Wyndham Hotels Faces Hostile Takeover Campaign from Choice Hotels

After numerous failed attempts at a friendly merger, Choice Hotels has launched a hostile takeover campaign for Wyndham.

Photo of a Wyndham hotel in Las Vegas, Nevada
Photo by Harrison Keely via CC BY 4.0

Sign up for smart news, insights, and analysis on the biggest financial stories of the day.

Now Wyndham Hotels is doing it the hard way. Or maybe this is the easy way? 

On Tuesday, following numerous failed attempts to talk Wyndham into a merger, Choice Hotels – parent company of Econo Lodge, Quality Inn, and more – launched a hostile takeover campaign for its hospitality rival.

You Leave Us No Choice

In October, Choice publicized a $7.8 billion cash-and-stock offer that valued Wyndham at roughly $90 per share, or about a 30% premium of its share price at the time. Wyndham’s board rejected the deal, citing regulatory risks and a low-ball offer. Now, Choice is making the same offer — and taking it instead to Wyndham shareholders. 

In this “exchange offer,” Choice plans to nominate a slate of directors for Wyndham’s 2024 annual shareholder meeting, effectively allowing shareholders to vote for or against a takeover. Choice also is already laying the groundwork for regulatory approval, preemptively squashing Wyndham’s concerns:

  • Adding Wyndham chains like La Quinta and Travelodge would have a new-look Choice accounting for roughly 17% of all US hotel rooms. The company says that would allow it to compete more seriously with Marriott and Hilton.
  • Choice has already engaged the FTC on an antitrust review process for a deal. It’s also arguing that its hotels are operated by franchisees who are empowered to set their own prices, therefore limiting potential harm and higher prices for consumers.

“While we would have preferred to come to a negotiated agreement, the Wyndham board’s refusal to explore a transaction has left us with no choice but to take our proposal directly to Wyndham’s shareholders,” Choice CEO Patrick Pacious said in a mildly ironic statement, given the name of the company he runs.
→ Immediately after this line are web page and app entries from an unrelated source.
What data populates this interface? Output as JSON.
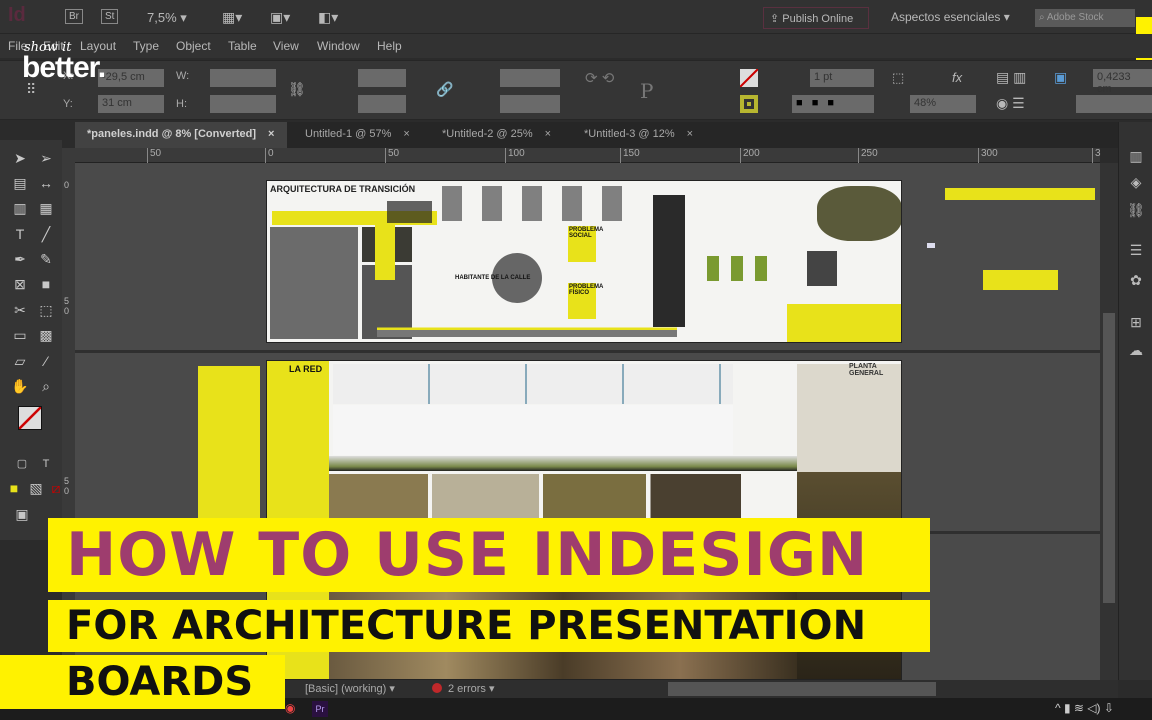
{
  "app": {
    "logo": "Id",
    "bridge": "Br",
    "stock": "St",
    "zoom": "7,5%",
    "publish": "Publish Online",
    "workspace": "Aspectos esenciales",
    "search_placeholder": "Adobe Stock"
  },
  "menu": [
    "File",
    "Edit",
    "Layout",
    "Type",
    "Object",
    "Table",
    "View",
    "Window",
    "Help"
  ],
  "control": {
    "x_label": "X:",
    "x_value": "-29,5 cm",
    "y_label": "Y:",
    "y_value": "31 cm",
    "w_label": "W:",
    "h_label": "H:",
    "stroke_weight": "1 pt",
    "opacity": "48%",
    "offset": "0,4233 cm"
  },
  "tabs": [
    {
      "label": "*paneles.indd @ 8% [Converted]",
      "active": true
    },
    {
      "label": "Untitled-1 @ 57%"
    },
    {
      "label": "*Untitled-2 @ 25%"
    },
    {
      "label": "*Untitled-3 @ 12%"
    }
  ],
  "ruler": {
    "h_ticks": [
      "50",
      "0",
      "50",
      "100",
      "150",
      "200",
      "250",
      "300",
      "3"
    ],
    "v_ticks": [
      "0",
      "5 0",
      "5 0"
    ]
  },
  "boards": {
    "board1_title": "ARQUITECTURA DE TRANSICIÓN",
    "board1_center": "HABITANTE DE LA CALLE",
    "board1_social": "PROBLEMA SOCIAL",
    "board1_fisico": "PROBLEMA FÍSICO",
    "board2_title": "LA RED",
    "board2_plan": "PLANTA GENERAL"
  },
  "status": {
    "preflight_profile": "[Basic] (working)",
    "errors": "2 errors"
  },
  "overlay": {
    "brand_top": "show it",
    "brand_main": "better.",
    "line1": "HOW TO USE INDESIGN",
    "line2": "FOR ARCHITECTURE PRESENTATION",
    "line3": "BOARDS"
  },
  "colors": {
    "accent_yellow": "#fff200",
    "title_purple": "#9e3d6e",
    "ui_bg": "#323232",
    "canvas": "#4a4a4a"
  }
}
Budget Kings: Hotels have been stung pretty hard by inflation, which has fueled demand for budget hotels. That’s been relatively good news for both Wyndham and Choice, which each have a slew of budget options in their portfolios. Last year, Choice spent $675 million to acquire the Radisson chain of hotels, which we hear may or may not be reasonable.